This was the featured letter to the editor in today’s San Francisco Chronicle: “In denial of global warming
Editor -- The global-warming debate routinely ignores one simple truth: We cannot wait to react until a catastrophe is probable. We have to do something once we know it is possible. (Emphasis added by me, of course) In other areas of our lives, we seem to have no problem with this concept. We buy insurance. Premiums are an expense that serves no purpose as long as nothing happens. Except that it protects in case of an improbable, but possible, future loss or catastrophe.
(Strong Ox note: I must interject that the above paragraph is really dumb. We buy insurance because we recognize that events like auto accidents are certain to occur in a population of auto drivers, of which we are a part. The occurrence of auto accidents is certain, and our involvement in one or more of them is possible. Insurance rates are set based on the probability a driver will be in an accident. The higher the probability, the higher the rate. Insurance spreads the cost of the accidents among many, and we pay insurance premiums because we are certain we cannot and do not wish to pay the entire cost of the accident our self if we become the statistic.

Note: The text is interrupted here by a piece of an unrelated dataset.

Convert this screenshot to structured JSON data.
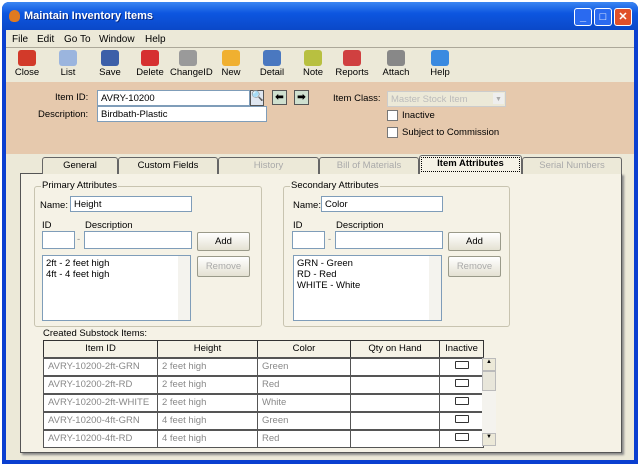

Life insurance follows a similar pattern of certainties and probabilities. We know we are going to die, the question is when. Rates are set by actuarial tables which reflect the certainty of death and the probability of when it will occur.
Global Warming is not certain to occur, and if it does, its timing and consequences are unknown. If you want to put this to an acid test, buy a Global Warming insurance policy.
Thus endeth the Strong Ox interjection.)
Why do some people block out this obvious fact when it comes to global warming? I suspect it has less to do with intelligence than with denial: If it does not happen in their lifetime, it does not concern them enough to change their lives. Let our children deal with it. So much for intelligent design.
HANNS J. KRISTEN San Anselmo”
What a concept! Act when something is possible, don’t wait until it is probable. Following that guideline, we could get a lot done. Forinstance, it is possible that Iran will give a nuclear weapon to terrorists. If that happens, it is probable the terrorists will use it on us. I think I just heard a call for a pre-emptive strike on Iran’s nuclear capabilities.
Actually, it’s funny to see a call to action based on the “possible,” because the Left does not feel any urgency to act even when disaster is certain. Case in point, Social Security will be bankrupt in roughly twelve years. In 2018, give or take a year or two, Social Security payments will exceed receipts. Social Security has a so-called Trust Fund, which is full of special Treasury Bonds. When those special Treasury Bonds are sold to make up the shortage in Social Security payments, the federal government will have several choices, all painful.
(1) Cut and/or delay Social Security benefits – and get voted out of office. Can we agree that this option is dead on arrival?
(2) Increase Social Security taxes on current wage earners. That will delay the inevitable Social Security bankruptcy a few years, then what? Cut and/or delay benefits? Won’t work, see (1) above. Raise taxes some more? If we did that, the higher Social Security taxes would have produced stagnation in the economy and employment. The next tax increases would push the economy into recession, wages would fall, and Social Security contributions would be reduced when increased contributions were needed more than ever.
(3) Cut government spending to make up the deficit produced when Social Security sold the special Treasury bonds. Recession here we come!
You do understand why the rest of government spending has to be cut when Social Security has to sell the special Treasury bonds, don’t you? I didn’t think you did, so I'll explain. I’ll type very slowly. When Social Security was taking in more than it was paying out, President Johnson and the Democrats noticed that all that surplus Social Security money could be exchanged for the special Treasury bonds, and then spent to cover the rapidly increasing Great Society costs in the General fund. For many years now the federal government has been able to spend more lavishly because the Social Security surplus was diverted to cover non-Social Security expenditures. So you see, when there no longer is a Social Security surplus, other taxes will have to be increased to maintain government spending levels or those spending levels will have to be reduced. Drastically.
But wait, there’s more. As the Social Security deficit grows, other taxes will have to be raised to make up the growing deficit. Just as the General fund prospered with the Social Security surplus, so it will suffer increasingly with the Social Security deficit.
To recap, it is not just possible Social Security is going bankrupt, it is not just probable that Social Security is going bankrupt, it is certain that Social Security is going bankrupt. Following the dictum of Mr. Hanns J. Kristen of San Anselmo, we should have done something at “possible,” but we didn’t. We didn’t do anything at “probable” either. And the way the Democrats are blocking Social Security reform, we’re evidently not doing anything at “certain” either.
“Possible, probable, certain.” What comes next? Reality? Not until Democrats have forty or fewer Senators and can’t filibuster reform anymore.
According to Mr. Kristen, we don’t do anything if we’re not going to be affected. We just pass the problem on to our children. Mr. Kristen, we are going to be affected by Social Security’s bankruptcy, and our children even more. We know it. They know it. Republicans know it. Democrats are in denial.
When Social Security goes bankrupt, a good dose of Global Warming may be all that can keep us from freezing our poor miserable butts off.